As the U.S.-China trade war continues to evolve, many small business owners are growing increasingly unsettled by a fickle economy and fearful of what some believe is a looming recession.
A recent CNBC|SurveyMonkey Small Business Survey found that confidence among small business owners has dropped to its lowest level in two years — with one-third of participants reporting that President Donald Trump's trade policy will have a negative effect on their business.
Whether or not the trade war escalates, most financial experts agree that the U.S. is due for a recession and will likely experience some degree of slowdown in the coming months. But FUBU founder and "Shark Tank" star Daymond John believes an economic downturn doesn't have to result in the collapse of small business.
"Recessions are a natural part of the business cycle," says John. "It's not a question of if we will see a market slump, but when it will occur — so it's crucial that owners and operators have a plan in place."
In his decades-long career as an entrepreneur, investor and advisor, John has weathered many periods of market turbulence and has developed three core strategies to help small business owners survive — and even thrive — during a recession.
As a general rule, it's widely recommended that small businesses have enough cash on hand to cover at least three to six months of operating expenses, but that's not always the case for much of Main Street.
A 2019 Intuit QuickBooks report found that more than half of small businesses struggle with cash flow and have lost, on average, roughly $43,000 as a result of foregoing opportunities due to "issues created by insufficient cash flow."
Access to liquid capital is especially vital during times of economic turmoil, when consumers and lenders are typically more cautious, and John believes it's imperative that companies assess their spending with discipline and humility.
"I know from experience that once a business reaches a certain level of success, it can begin to throw money at every problem that comes its way," says John. "When the economy slows and sales start to decline, it forces leadership to get honest about their cash flow and find creative ways to offset high costs."
For companies without a brick-and-mortar storefront, John recommends foregoing a pricey lease and, as an alternative, joining a co-working space or adopting a more flexible work-from-home policy for employees.
"During lean times, you have to get laser focused on what's driving the bottom line and what's a luxury," says John. "Many businesses spend a fortune on office space without even considering the other options."
The fashion mogul is certainly no stranger to co-working. In 2017 John launched blueprint + co. — a 20,000-sq.-ft. flexible workspace in New York City's Garment District that has attracted a wide array of entrepreneurs.
While co-working was once seen as a passing trend, growth within the sector tells a different story. The number of co-working spaces in the U.S. grew 16% in 2018 and is estimated to continue climbing at an annual rate of 6% over the next three years, making it a tangible solution for many organizations of every size.
In the early days of FUBU, capital was sparse and competition abundant. Lacking the resources to compete with major brands, John and his team had to develop other forms of currency to stay afloat — a challenge that resulted in a steadfast commitment to collaboration.
"We didn't have money to spend on big advertising campaigns," says John. "If we were going to succeed, I knew we'd have to build our reputation by tapping into our community and developing partnerships in unconventional ways."

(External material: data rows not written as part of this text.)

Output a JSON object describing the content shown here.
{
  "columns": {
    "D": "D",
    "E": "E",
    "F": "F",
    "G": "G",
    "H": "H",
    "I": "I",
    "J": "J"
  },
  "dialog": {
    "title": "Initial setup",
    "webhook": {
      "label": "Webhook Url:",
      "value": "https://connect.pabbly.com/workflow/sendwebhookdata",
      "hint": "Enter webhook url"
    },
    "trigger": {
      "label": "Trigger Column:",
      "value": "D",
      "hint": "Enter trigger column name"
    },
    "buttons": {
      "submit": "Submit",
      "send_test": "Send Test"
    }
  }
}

After building buzz in his local neighborhood of Hollis, Queens, John began targeting other Queens-based artists, primarily rappers, who had established an audience and shared his passions for hip-hop and fashion.
Most notably, John earned the attention of LL Cool J, who agreed to be photographed in a FUBU hat and eventually wore it on a 30-second commercial for the Gap — a game-changing moment for the brand that would have otherwise been unattainable.
"Building mutually beneficial relationships has been an essential part of my life as an entrepreneur and investor," says John. "Whether you're cross-promoting, trading services or just sharing best practices, tapping into your network to create win-win opportunities is a powerful and inexpensive way to gain major traction, especially in difficult economic times."
Certain industries are more susceptible to the perils of a recession. Construction and manufacturing, for example, felt a tremendous strain during the Great Recession, resulting in the loss of millions of jobs.
Conversely, other industries flourish during periods of economic decline and experience growth that may have previously been unattainable. It's these companies, John believes, that should consider investing in new talent.
"With so many businesses cutting back during a recession, you may have access to new pipelines of talent," says John. "When employment is down, high-growth small businesses could be attractive to candidates who may have otherwise been lured away by larger companies with bigger hiring budgets."
Even for a prosperous company whose budget doesn't allow for additional long-term employees, John suggests tapping into the sizable pool of freelancers and independent contractors looking for short-term, project-based work.
A 2017 study commissioned by the Freelancers Union and Upwork found that 50.9% of the U.S. population will be freelancing by 2027 — an estimate that some experts believe is conservative.
"Personally, I prefer working with a small crew of incredibly dedicated, talented employees," says John. "But I'm always looking for reliable consultants who are eager to collaborate. It takes courage to go out on your own, and a recession may provide the inspiration your future partner needs to take the plunge."